(Study material)
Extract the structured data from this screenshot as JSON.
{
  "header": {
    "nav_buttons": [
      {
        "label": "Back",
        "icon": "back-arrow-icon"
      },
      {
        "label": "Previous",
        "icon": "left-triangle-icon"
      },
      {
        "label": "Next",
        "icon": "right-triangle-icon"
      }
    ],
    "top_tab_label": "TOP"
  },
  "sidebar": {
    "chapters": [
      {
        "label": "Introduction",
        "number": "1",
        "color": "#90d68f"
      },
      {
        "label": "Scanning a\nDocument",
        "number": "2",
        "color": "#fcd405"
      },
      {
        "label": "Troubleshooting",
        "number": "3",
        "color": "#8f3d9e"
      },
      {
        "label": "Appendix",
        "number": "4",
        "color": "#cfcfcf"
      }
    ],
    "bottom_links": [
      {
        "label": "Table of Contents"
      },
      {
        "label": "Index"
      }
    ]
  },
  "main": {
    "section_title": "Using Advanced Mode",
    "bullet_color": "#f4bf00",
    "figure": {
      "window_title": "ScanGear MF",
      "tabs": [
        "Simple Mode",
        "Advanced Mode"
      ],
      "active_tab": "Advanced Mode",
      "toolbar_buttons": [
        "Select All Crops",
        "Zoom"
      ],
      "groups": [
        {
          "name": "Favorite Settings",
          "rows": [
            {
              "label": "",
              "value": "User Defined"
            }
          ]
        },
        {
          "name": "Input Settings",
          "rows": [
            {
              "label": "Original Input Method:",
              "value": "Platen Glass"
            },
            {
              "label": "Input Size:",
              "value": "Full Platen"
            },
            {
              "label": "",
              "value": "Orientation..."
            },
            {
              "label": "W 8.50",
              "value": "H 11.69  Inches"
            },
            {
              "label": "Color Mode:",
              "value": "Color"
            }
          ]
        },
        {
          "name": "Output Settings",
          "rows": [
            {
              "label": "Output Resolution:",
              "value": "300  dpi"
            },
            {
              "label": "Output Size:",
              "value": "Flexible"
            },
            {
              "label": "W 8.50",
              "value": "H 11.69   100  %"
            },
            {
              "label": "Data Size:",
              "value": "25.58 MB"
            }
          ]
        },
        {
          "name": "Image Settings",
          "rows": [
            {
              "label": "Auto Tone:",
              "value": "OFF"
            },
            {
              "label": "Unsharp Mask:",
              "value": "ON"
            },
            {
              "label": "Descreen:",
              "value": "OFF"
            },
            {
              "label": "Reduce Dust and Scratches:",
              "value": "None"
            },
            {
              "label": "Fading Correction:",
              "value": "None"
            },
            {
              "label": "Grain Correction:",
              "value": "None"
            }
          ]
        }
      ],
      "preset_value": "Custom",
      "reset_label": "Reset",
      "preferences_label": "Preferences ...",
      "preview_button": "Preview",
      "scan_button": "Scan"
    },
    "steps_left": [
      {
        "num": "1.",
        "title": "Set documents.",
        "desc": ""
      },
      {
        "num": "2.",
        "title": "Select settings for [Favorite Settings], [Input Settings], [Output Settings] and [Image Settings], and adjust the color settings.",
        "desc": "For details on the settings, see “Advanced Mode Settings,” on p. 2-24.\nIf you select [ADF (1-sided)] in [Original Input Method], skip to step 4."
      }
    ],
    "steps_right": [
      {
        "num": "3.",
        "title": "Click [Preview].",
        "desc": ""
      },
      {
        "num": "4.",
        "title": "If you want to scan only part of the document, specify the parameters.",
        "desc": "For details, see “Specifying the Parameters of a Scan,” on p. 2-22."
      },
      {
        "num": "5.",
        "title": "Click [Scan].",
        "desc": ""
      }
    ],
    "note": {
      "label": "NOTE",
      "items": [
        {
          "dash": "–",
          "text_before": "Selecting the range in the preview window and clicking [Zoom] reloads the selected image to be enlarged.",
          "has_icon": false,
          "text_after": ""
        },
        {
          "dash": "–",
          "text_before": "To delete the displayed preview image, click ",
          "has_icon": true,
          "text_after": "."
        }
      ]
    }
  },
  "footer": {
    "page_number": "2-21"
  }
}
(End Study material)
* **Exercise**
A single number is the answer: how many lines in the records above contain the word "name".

* **Written reply**
4